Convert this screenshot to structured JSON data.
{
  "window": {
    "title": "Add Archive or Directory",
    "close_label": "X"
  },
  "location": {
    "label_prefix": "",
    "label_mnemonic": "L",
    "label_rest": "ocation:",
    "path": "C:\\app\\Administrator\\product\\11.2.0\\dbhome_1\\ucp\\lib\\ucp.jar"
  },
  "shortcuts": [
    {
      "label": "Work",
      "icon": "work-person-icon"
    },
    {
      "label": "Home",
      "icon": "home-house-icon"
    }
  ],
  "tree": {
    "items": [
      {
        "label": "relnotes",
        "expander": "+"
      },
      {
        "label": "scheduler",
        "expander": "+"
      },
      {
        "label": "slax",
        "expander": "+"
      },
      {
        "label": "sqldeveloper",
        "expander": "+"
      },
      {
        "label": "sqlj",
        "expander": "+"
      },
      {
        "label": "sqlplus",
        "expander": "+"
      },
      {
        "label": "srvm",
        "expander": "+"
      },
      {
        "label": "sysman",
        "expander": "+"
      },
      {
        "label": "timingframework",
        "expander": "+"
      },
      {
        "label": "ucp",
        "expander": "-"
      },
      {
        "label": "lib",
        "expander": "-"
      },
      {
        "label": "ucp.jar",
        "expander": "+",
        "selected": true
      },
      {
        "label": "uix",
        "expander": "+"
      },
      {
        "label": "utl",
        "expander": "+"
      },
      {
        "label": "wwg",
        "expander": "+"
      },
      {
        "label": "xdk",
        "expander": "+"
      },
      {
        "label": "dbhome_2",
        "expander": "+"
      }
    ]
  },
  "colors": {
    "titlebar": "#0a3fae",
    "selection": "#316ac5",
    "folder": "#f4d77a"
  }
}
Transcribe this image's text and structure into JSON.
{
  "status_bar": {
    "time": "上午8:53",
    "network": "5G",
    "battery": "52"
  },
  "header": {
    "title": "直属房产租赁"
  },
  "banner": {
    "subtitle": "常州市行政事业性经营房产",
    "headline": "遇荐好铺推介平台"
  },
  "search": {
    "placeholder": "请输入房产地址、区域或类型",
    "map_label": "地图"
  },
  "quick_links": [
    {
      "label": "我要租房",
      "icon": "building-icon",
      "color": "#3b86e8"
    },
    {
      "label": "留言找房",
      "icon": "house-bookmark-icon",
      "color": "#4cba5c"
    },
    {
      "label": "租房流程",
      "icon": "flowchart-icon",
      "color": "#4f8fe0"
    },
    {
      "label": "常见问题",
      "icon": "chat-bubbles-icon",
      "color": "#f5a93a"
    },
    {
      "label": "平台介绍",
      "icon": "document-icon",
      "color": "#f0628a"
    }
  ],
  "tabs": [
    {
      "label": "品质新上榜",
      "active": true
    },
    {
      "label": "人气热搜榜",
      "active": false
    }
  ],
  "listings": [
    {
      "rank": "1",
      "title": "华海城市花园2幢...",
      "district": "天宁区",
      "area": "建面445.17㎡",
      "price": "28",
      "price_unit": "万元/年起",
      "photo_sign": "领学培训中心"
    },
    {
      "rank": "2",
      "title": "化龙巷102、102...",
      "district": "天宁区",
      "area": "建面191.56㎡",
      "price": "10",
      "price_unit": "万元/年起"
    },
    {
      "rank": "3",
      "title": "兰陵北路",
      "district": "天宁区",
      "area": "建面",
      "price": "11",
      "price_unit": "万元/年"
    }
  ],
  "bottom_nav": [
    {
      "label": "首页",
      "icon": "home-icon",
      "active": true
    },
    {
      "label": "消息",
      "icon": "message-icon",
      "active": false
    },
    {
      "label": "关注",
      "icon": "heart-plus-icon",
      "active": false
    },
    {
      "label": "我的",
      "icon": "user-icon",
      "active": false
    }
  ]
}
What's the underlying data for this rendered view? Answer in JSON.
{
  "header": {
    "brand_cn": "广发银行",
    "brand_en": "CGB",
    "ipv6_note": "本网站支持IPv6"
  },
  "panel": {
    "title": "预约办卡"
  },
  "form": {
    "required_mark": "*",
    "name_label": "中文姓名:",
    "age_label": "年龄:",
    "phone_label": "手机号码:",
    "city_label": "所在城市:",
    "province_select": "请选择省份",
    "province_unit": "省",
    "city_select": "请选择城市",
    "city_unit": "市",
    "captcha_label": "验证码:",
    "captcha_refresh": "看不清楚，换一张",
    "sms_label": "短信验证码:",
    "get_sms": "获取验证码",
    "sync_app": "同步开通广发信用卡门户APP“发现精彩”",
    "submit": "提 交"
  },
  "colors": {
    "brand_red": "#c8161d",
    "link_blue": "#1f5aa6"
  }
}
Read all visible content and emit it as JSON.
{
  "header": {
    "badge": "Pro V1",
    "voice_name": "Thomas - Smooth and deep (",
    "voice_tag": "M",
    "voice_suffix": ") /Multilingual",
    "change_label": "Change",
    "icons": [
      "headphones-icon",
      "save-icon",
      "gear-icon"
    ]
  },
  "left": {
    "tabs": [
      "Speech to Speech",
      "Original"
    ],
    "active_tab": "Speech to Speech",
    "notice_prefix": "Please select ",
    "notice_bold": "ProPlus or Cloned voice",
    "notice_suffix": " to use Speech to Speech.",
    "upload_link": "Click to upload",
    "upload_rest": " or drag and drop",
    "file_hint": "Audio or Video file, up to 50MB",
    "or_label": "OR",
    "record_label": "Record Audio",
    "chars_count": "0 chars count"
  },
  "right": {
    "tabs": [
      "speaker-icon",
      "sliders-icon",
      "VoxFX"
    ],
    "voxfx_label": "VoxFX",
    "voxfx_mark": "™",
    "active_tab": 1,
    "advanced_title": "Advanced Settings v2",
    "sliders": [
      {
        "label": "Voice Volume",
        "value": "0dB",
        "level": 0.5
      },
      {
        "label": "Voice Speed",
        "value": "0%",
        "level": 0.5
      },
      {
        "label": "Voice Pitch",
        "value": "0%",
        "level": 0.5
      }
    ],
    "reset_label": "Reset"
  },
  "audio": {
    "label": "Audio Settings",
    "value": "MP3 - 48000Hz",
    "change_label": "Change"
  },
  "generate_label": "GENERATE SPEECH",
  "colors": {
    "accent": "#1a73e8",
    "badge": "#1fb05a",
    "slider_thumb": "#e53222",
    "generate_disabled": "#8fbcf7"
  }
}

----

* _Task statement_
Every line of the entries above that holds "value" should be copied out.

* _Task solution_
        "value": "0dB",
        "value": "0%",
        "value": "0%",
    "value": "MP3 - 48000Hz",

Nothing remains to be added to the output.